The right-hander started throwing off of flat ground last week.

When healthy, deGrom is arguably the best pitcher in the sport. In 15 starts last season, the 34-year-old had a 1.08 ERA with 146 strikeouts and just 11 walks.

The Mets haven’t skipped a beat in deGrom’s absence, however.

The team entered Tuesday 23-13 and at the top of their division.

Met pitchers have the eighth-lowest team ERA (3.40) and third-lowest WHIP (1.10) in MLB as well.

Adding a healthy deGrom back into a rotation that already features Max Scherzer, Chris Bassitt and Carlos Corrasco will further bolster what has already been a strength for the team this season.

Video: Max Scherzer prevented ceremonial first pitch

Max Scherzer ready to pitch

May 13, 2022; New York City, New York, USA; New York Mets starting pitcher Max Scherzer (21) pitches against the Seattle Mariners during the first inning at Citi Field. Mandatory Credit: Brad Penner-USA TODAY Sports

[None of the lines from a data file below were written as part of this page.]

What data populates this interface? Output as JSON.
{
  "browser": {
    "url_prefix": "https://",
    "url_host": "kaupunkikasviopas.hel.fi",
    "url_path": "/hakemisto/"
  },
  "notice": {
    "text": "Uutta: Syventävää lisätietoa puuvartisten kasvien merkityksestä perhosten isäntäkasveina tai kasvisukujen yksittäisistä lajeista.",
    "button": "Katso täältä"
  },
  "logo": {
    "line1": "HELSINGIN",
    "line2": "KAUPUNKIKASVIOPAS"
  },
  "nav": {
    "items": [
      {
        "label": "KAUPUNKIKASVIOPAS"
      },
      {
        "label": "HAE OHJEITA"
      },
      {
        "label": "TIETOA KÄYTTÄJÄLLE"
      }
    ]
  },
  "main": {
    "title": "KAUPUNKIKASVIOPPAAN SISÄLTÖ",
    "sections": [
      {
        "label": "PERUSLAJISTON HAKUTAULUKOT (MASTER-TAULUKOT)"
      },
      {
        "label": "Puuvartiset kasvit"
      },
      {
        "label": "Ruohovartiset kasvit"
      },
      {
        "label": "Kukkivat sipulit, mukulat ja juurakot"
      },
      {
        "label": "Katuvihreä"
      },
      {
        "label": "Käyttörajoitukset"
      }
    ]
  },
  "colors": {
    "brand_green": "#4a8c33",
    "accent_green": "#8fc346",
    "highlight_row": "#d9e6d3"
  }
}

The New York Mets hosted the Seattle Mariners at Citi Field on Friday night, and there was a special first pitch ceremony scheduled for Japanese Heritage Night. But Max Scherzer wasn’t interested in any of that.

As Mikio Mori, the Japanese Ambassador to the United States, attempted to the take the mound, he found himself blocked by Scherzer. The Mets ace was warming up and proceeded as if Mori didn’t exist.

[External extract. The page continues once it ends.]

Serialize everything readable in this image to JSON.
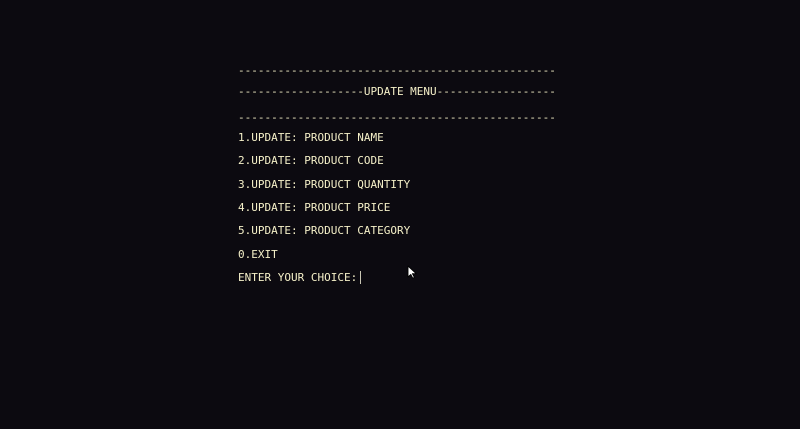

Eventually, a Mets employee came onto the field and call Mori off.

There’s a level of intensity to Scherzer that every team would love, but it’s unfortunate Mori paid the price for that. He likely had his entire family in the stands for what was supposed to be a magical moment. Instead, he jogged off with baseball in hand and a mild level of embarrassment.

Scherzer, meanwhile, gave up just one run and struck out six over seven innings. But in the end, the Mets blew it late and fell to the Mariners, 2-1.

Mets get lift from ‘Rally Rat’ against Nationals

A rat running around in the outfield

While we have heard of “Rally Cat” and “Rally Squirrel” before, these good luck charms are starting to get a little bit ridiculous.

The New York Mets and the Washington Nationals got an unexpected visitor during their game on Tuesday — a rat that ran across the outfield grass in the sixth inning.

No, this was not a promo for the new “Stuart Little” movie. But it did end up sparking the Mets, who ended up breaking the 2-2 tie with a sac fly from James McCann on the very next pitch after the rat appeared. They also tacked on another run in the ninth inning and won the game 4-2.

That led to Mets fans embracing the power and prestige of “Rally Rat.”

The Mets are a division-leading 21-10 this season, so they have been doing pretty well for themselves, rodents notwithstanding. But “Rally Rat” has to be the wildest creature on a baseball field since this one at a college game.